What you are asked to do: Your reply should be the entries, output word for word, with each picture omitted.

Given data:
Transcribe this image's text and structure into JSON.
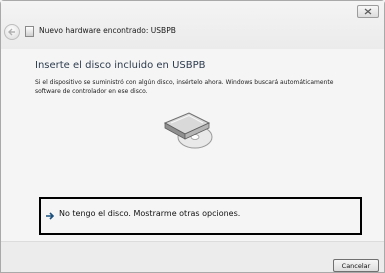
{
  "titlebar": {
    "title": "Nuevo hardware encontrado: USBPB",
    "close_icon": "close-icon",
    "back_icon": "back-arrow-icon",
    "device_icon": "device-icon"
  },
  "main": {
    "heading": "Inserte el disco incluido en USBPB",
    "description": "Si el dispositivo se suministró con algún disco, insértelo ahora. Windows buscará automáticamente software de controlador en ese disco.",
    "illustration_icon": "disc-drive-icon",
    "option": {
      "icon": "arrow-right-icon",
      "label": "No tengo el disco. Mostrarme otras opciones."
    }
  },
  "footer": {
    "cancel_label": "Cancelar"
  },
  "colors": {
    "heading": "#2e3d4f",
    "window_bg": "#ececec",
    "content_bg": "#f5f5f5",
    "option_border": "#000000"
  }
}
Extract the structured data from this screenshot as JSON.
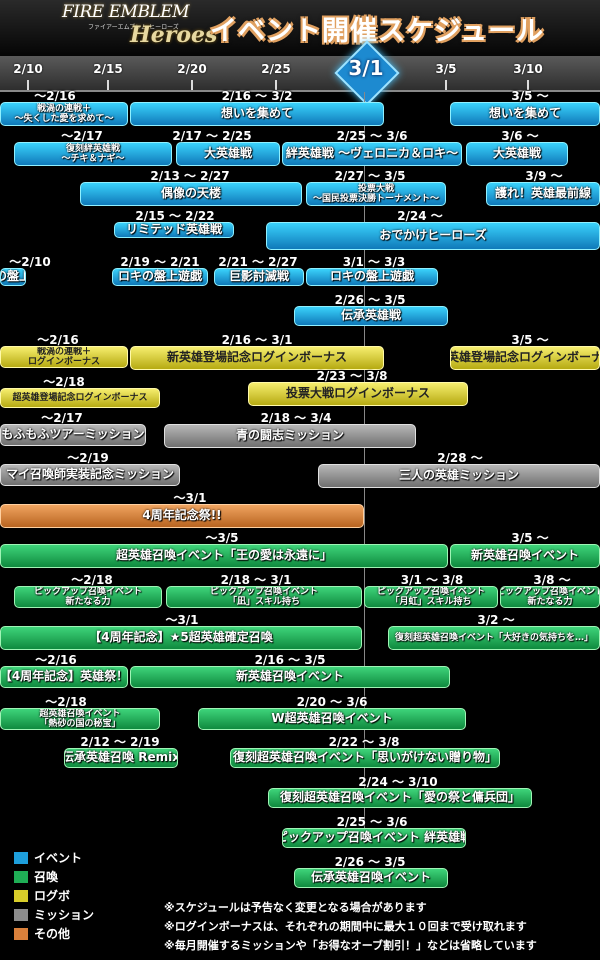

Written answer:
Transcribe this image's text and structure into JSON.
{
  "titlebar": {
    "title": "Nuevo hardware encontrado: USBPB",
    "close_icon": "close-icon",
    "back_icon": "back-arrow-icon",
    "device_icon": "device-icon"
  },
  "main": {
    "heading": "Inserte el disco incluido en USBPB",
    "description": "Si el dispositivo se suministró con algún disco, insértelo ahora. Windows buscará automáticamente software de controlador en ese disco.",
    "illustration_icon": "disc-drive-icon",
    "option": {
      "icon": "arrow-right-icon",
      "label": "No tengo el disco. Mostrarme otras opciones."
    }
  },
  "footer": {
    "cancel_label": "Cancelar"
  },
  "colors": {
    "heading": "#2e3d4f",
    "window_bg": "#ececec",
    "content_bg": "#f5f5f5",
    "option_border": "#000000"
  }
}
Extract the structured data from this screenshot as JSON.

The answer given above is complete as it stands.